If the student loans date from before the marriage, most likely, they will be considered the property of the person who took them out. But if they were acquired after marriage, they will probably be considered the responsibility of both spouses. Furthermore, if the couple consolidated their student loans to lower the interest rate, which was possible prior to 2006, then they will each be responsible for this debt. If one spouse fails to pay it, the other spouse will be expected to do so.
Couples should talk about their student loans and how much they owe prior to marriage. They may want to sign a prenuptial agreement that outlines how they will deal with such debt as well as future obligations in the event of a divorce. Ultimately, how responsibility for student loan debt is shared will depend upon the specifics of the situation.
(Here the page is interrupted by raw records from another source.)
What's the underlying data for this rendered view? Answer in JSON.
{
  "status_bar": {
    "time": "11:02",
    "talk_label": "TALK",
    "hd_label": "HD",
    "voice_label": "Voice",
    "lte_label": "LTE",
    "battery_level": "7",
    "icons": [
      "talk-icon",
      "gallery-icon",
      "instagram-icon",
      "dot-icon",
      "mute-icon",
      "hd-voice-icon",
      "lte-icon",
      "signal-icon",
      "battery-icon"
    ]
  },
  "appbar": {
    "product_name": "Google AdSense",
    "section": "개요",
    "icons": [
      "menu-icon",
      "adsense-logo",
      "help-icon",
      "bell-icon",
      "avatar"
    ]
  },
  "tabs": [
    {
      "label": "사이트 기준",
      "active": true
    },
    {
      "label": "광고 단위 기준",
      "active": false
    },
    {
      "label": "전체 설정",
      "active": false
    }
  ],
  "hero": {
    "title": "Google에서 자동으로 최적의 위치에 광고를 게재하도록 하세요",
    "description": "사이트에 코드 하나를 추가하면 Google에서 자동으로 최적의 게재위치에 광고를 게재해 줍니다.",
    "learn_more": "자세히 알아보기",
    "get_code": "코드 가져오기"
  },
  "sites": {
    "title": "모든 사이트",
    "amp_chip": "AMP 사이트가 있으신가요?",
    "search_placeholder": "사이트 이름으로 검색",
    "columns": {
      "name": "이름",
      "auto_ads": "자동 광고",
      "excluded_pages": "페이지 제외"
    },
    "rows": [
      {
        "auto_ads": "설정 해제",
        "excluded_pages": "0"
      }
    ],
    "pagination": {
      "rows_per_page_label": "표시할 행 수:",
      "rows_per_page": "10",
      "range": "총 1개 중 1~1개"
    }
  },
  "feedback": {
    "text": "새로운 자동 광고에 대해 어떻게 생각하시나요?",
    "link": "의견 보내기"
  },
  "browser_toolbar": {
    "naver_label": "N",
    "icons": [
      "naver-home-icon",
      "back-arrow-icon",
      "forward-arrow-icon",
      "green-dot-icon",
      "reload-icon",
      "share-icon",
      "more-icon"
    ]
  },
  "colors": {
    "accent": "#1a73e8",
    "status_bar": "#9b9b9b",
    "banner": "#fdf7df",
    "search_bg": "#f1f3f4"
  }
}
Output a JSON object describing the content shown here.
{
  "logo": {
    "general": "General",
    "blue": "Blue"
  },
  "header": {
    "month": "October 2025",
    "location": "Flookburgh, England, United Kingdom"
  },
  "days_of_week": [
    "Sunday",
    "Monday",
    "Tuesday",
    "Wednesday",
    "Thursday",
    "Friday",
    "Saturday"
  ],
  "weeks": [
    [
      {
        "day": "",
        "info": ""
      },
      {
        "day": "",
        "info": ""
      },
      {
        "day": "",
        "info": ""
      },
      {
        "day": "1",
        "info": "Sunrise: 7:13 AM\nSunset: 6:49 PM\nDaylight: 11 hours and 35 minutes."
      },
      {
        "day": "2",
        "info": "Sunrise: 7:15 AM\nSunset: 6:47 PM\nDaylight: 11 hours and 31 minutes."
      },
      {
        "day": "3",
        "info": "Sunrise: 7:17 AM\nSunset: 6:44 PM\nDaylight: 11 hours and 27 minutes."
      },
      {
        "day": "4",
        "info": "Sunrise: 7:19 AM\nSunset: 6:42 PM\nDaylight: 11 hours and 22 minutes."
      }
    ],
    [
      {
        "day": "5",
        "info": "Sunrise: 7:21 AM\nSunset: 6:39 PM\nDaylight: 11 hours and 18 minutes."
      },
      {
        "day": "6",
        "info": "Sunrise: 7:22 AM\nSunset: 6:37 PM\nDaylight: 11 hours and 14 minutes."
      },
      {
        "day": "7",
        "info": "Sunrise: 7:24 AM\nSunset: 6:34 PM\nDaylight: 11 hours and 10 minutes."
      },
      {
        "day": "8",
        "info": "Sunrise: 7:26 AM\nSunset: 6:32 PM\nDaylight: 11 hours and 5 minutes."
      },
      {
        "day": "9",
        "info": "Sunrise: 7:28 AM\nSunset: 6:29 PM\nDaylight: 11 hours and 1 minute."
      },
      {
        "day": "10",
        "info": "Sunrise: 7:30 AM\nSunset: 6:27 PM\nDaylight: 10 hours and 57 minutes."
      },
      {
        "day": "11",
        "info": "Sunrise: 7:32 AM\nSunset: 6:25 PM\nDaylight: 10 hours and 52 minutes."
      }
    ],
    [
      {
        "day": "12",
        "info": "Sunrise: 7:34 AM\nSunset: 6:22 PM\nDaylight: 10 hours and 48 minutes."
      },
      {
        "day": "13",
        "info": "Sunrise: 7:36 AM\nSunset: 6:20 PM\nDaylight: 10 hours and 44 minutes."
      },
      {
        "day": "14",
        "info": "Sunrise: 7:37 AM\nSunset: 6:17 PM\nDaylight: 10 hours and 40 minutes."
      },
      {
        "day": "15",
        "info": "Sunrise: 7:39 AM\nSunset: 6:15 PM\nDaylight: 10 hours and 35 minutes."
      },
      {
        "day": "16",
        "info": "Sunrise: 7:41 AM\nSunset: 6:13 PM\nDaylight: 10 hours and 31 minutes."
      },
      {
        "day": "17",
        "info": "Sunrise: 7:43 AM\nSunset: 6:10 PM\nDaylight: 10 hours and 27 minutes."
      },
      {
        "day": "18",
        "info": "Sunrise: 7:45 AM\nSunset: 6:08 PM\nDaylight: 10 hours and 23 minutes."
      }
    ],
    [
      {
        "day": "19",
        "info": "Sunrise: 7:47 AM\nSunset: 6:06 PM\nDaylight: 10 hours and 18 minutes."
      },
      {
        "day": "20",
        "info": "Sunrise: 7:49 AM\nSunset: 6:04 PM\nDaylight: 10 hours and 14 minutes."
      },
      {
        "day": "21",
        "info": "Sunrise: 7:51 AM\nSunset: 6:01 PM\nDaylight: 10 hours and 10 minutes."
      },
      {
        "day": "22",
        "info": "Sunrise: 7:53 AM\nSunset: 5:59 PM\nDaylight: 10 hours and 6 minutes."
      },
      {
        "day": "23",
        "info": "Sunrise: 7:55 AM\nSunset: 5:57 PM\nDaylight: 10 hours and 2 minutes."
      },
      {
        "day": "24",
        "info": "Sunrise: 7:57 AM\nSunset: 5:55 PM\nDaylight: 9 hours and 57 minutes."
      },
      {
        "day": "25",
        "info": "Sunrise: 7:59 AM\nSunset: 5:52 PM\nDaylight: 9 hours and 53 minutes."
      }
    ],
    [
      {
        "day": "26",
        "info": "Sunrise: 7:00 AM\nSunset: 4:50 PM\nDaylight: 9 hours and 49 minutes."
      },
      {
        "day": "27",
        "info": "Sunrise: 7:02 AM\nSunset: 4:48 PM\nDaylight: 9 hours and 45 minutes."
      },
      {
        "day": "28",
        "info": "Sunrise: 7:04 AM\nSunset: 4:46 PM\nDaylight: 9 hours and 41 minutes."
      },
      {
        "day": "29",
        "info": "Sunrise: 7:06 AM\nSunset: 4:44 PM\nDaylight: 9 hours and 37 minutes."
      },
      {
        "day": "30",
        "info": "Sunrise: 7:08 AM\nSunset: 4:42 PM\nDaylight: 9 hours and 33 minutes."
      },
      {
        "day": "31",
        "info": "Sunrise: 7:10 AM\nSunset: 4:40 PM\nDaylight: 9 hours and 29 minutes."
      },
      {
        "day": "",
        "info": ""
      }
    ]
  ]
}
For many people facing a divorce, financial security will be a priority. People often have poorer standards of living after their marriage ends, and if they are saddled with too much debt, this can contribute. Some people might be able to negotiate an amicable agreement for property division and division of debt. Having more input into how this is divided might leave a person more satisfied with the final agreement, but people should also beware of pitfalls. For example, one person might tend to give up too much because they feel guilty about the divorce or want the process to end quickly.